SUPPLIED ENTRIES:
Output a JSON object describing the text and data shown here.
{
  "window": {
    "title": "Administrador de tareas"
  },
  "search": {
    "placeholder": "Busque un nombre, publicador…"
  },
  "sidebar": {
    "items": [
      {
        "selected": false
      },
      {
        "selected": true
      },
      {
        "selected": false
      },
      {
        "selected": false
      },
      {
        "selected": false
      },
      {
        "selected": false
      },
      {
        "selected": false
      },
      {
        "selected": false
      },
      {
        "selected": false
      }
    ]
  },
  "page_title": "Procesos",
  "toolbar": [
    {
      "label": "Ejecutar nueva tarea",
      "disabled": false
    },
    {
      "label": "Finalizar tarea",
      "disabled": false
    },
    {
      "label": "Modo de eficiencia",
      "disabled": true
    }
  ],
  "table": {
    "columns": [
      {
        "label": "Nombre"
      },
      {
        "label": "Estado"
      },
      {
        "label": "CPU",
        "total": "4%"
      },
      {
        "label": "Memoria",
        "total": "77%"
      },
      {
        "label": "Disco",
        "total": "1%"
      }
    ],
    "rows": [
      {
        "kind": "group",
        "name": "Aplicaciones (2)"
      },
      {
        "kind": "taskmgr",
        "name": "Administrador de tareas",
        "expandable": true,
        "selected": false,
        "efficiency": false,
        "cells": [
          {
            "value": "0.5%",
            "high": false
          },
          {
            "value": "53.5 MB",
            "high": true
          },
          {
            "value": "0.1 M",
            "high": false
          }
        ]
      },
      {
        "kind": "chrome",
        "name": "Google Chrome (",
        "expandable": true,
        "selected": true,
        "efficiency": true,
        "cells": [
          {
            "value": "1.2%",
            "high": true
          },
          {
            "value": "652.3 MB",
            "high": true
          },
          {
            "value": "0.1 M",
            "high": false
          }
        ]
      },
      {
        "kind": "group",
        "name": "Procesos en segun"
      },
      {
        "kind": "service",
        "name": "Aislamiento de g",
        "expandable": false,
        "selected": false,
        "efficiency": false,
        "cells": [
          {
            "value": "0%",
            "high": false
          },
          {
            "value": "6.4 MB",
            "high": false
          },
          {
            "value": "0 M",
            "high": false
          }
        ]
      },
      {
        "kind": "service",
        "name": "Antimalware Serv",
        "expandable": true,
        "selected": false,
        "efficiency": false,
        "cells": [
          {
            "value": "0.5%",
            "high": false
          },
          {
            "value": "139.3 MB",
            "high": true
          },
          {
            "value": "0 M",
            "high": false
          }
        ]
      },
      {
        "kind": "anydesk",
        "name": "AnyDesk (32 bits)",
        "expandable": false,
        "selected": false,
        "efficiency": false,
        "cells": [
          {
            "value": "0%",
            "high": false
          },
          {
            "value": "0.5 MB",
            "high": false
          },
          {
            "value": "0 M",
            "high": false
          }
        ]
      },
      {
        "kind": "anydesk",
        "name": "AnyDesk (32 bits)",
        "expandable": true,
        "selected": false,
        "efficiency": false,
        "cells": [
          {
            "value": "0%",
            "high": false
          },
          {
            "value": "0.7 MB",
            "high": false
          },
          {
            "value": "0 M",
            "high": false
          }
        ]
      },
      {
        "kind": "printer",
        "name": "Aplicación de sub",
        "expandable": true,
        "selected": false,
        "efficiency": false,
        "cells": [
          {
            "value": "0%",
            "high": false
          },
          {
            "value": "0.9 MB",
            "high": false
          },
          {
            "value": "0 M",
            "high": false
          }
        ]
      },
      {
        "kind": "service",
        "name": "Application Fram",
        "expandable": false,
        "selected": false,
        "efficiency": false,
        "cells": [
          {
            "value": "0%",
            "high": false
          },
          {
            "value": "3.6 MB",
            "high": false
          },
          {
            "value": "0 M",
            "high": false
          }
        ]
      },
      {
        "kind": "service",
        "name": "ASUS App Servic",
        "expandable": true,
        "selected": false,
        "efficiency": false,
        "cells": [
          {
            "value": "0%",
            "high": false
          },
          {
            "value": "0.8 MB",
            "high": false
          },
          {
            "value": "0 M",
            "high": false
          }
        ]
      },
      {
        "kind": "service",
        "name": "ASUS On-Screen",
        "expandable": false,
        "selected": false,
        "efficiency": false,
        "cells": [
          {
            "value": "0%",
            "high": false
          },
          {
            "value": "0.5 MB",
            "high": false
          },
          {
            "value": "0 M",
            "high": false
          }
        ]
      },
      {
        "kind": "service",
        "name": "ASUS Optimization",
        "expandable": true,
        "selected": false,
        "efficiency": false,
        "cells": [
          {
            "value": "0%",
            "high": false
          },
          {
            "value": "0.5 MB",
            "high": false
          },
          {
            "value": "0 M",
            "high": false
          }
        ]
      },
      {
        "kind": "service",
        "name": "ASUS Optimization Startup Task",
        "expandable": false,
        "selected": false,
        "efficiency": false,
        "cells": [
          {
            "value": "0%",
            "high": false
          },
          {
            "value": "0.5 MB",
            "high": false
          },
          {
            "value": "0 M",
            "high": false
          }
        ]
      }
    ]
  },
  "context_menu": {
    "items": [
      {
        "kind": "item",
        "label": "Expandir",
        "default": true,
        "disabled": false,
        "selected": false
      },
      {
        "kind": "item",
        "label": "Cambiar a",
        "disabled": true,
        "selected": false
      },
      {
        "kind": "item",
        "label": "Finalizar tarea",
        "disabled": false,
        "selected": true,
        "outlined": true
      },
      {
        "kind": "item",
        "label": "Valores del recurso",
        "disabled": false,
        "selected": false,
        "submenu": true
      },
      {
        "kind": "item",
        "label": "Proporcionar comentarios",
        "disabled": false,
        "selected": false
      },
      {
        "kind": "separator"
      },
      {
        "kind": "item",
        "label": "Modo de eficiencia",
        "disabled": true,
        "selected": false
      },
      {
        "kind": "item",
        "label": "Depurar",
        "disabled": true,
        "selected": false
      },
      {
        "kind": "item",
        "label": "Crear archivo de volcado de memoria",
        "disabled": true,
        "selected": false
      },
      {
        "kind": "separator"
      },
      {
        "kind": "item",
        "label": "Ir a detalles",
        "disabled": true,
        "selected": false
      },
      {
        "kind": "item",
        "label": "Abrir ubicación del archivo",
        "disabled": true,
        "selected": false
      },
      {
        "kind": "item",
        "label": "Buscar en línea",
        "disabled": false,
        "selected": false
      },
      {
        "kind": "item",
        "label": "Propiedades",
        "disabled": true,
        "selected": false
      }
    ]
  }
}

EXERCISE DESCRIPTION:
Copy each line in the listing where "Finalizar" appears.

OUTPUT FOR THIS EXERCISE:
      "label": "Finalizar tarea",
        "label": "Finalizar tarea",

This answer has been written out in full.